Seifrid’s comments on 1 Cor 5:21 are an example of the more theological nature of the commentary. For Seifrid, “not reckoning the trespasses of the world” is a “forensic event” and reconciliation and justification refer to the same event, the cross and resurrection (260-261, and note 539). This verse offers Seifrid the opportunity to write more than eight pages on justification from a decidedly Lutheran perspective (citing Luther and Melanchton at length in the notes). His discussion is excellent and the theology presented in this section certainly reflects the “traditional view” of Paul and justification, but there is little discussion of the exegetical details in the text itself. For example, a discussion of the meaning of γενώμεθα in the ἵνα-clause is missing. Nor does Seifrid discuss the potentially rich allusion to Isaiah 53. But this is the style of the commentary and this criticism should not detract from the value of the commentary.

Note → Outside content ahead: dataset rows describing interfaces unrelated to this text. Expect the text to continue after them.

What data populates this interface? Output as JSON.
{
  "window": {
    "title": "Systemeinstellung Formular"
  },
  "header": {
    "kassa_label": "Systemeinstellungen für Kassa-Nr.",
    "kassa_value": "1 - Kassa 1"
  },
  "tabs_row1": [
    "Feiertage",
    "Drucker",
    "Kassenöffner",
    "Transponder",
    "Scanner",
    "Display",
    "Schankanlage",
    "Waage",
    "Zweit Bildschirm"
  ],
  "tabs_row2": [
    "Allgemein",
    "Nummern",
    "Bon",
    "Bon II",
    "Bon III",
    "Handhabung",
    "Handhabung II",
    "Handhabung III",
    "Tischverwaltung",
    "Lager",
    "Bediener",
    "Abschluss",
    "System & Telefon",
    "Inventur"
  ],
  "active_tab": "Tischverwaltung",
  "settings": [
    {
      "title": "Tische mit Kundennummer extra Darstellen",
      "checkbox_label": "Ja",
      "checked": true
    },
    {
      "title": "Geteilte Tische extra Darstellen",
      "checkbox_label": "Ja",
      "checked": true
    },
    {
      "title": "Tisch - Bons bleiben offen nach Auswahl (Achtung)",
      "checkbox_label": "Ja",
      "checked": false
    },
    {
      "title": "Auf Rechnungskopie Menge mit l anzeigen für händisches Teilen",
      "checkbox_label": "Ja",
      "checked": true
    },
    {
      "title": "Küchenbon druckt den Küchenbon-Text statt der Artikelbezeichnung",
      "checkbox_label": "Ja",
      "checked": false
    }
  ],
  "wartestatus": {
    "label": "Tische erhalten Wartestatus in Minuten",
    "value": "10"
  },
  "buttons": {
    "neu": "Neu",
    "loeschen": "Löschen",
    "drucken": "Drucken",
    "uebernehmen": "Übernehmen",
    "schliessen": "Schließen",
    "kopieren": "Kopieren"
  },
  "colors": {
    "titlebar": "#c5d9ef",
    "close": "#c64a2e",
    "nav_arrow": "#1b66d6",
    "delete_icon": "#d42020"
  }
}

Interaction with other commentaries is minimal in the body of the commentary, but Seifrid is obviously well-informed by a broad spectrum of scholarship. It is not surprising that Luther is one of the most cited commentaries in the notes (according to the index), but only one reference to Ralph Martin’s WBC commentary is strange. (Ironically, Barack Obama is also cited one time as well!) Another difference between this commentary and others in the PNTC series is Seifrid use of German scholarship. Seifrid often cites the work of the Lutheran systematic theologian Oswald Bayer.

There are three excurses embedded in the commentary. For example, after Paul’s reference to himself as a “minister of the New Covenant” in 2 Cor 3:6, Seifrid offers 4 pages on “Paul’s Understanding of ‘Covenant.’” This brief overview of a monograph-worthy topic is a kind of biblical theology of Covenant,” beginning with Galatians and concluding with Hebrews. Seifrid concludes Paul’s contrast between the New and Old Covenants in 3:6 and 3:14 is consistent with both Galatians and Hebrews.

Conclusion. Seifrid’s commentary on 2 Corinthians is another excellent contribution to the study of this oft-neglected letter of Paul. While it is certainly more theological than exegetical, it will nevertheless be a valuable resource for Bible teachers and pastors for many years.

 

NB: Thanks to Eerdmans for kindly providing me with a review copy of this book. This did not influence my thoughts regarding the work.